Another, thing reminiscent L of Scotland ii the brand of weather in general use on the Peninsula this winter, lf cis the Scotchies! ever encountered out of the land of the "Scotch mist." It is generally believed however, that the supply is exhausted, and a better kind will be available during summer.
The roads right through the Peninsula are better than excellent. There are no creeks, and practically no hills, so cycling or motor-ing is a delight. Motor cars are growing very popular in the district, and a good in vestment for an enterprising hotelkeeper at some seaside town would be a motor foi hiring out to visitors. Care would require to be exercised in selecting a car from somt approved strain, in order to avoid the expe-rience of a certain Peninsula doctor, who is said to start off on a sudden call in his motor, followed by his man with a trap and a pair of horses in case the motor fails to "get" the whole distance. It seldom does, so rumor says, and the buggy invariably comes up opportunely. (This is not guaranteed.)
Somewhere between Arthurton and Paskeville lies the region familiar to all 'Advertiser' readers as Green's Plains. I tried to locate the Green's Plains correspondent. but would not recommend anyone else to try the same experiment. There are too many of him. The first one I met was mending a fence. After passing the time of day I asked 'if this was Green's Plains? 'Well, yes it is.' 'Do you know clie Greens Plains correspondent?' I asked eagerly. 'Guess I do,' he replied. 'I'm him.' 'Delighted .to meet you,' I cried. 'Do you care for a whisky?' 'Don't mind,' was ? the prompt answer, and we had. one. 'Good whisky, that/' says he. 'It is; have another?' He did. After a little conversation, in which I vainly tx'ied to see a joke, I asked him bluntly 'What was his latest joke?' 'You'll see it in the paper to-morrow— that's. good whisky: what brand is it?' he eaid rapidly, I told him, and he sampled it again. It was time ' (o go if I wisfted to save a drop, so we parted. Later on in the day I struck another likely-looking chap, and asked him if he knew the Green's Plains correspondent. He whispered, 'Keep it dark! I'm the man.' 'You don't say so,' I said, asj: tonished. 'Fact!' eays he. 'Here's my latest,' and lie produced a cutting of the last Green's Plain yarn. That was proof positive, so I shook his horny hand and offered him the last of the whisky.. He took the lot. Farther on I met an old man who. looked the soul of honor, so I .asked him if . the man I last met was the famous correspondent. 'Not him!' he replied contemptuously. 'Well, is it Mr. ? ? , near Arthurton?' 'No!' he said with some heat. 'Did that old rascal say ho was?

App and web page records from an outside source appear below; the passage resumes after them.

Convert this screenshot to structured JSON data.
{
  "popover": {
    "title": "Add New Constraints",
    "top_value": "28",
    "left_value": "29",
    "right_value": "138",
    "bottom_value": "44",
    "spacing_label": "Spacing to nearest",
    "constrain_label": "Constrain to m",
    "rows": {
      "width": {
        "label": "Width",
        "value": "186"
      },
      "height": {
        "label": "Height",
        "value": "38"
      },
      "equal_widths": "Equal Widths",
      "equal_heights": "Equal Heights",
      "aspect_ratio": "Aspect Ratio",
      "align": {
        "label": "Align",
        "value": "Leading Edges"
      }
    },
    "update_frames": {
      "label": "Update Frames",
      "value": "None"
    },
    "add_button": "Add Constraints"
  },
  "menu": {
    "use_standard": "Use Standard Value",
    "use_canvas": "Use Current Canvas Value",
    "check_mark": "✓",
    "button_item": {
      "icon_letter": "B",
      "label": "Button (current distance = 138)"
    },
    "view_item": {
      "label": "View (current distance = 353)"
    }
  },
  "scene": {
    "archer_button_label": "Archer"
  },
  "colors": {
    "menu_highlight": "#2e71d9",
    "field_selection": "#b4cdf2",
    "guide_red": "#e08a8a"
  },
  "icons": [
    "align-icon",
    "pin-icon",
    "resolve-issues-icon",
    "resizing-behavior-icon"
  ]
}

I'll have to put a stop to this. He's claimed that several times now, but I am the Green's Plains correspondent, and I ? ' but I was tiled, and my whisky all done, so I left. Now I am credibly Informed that the G.P.C. is a Rechabite ! ?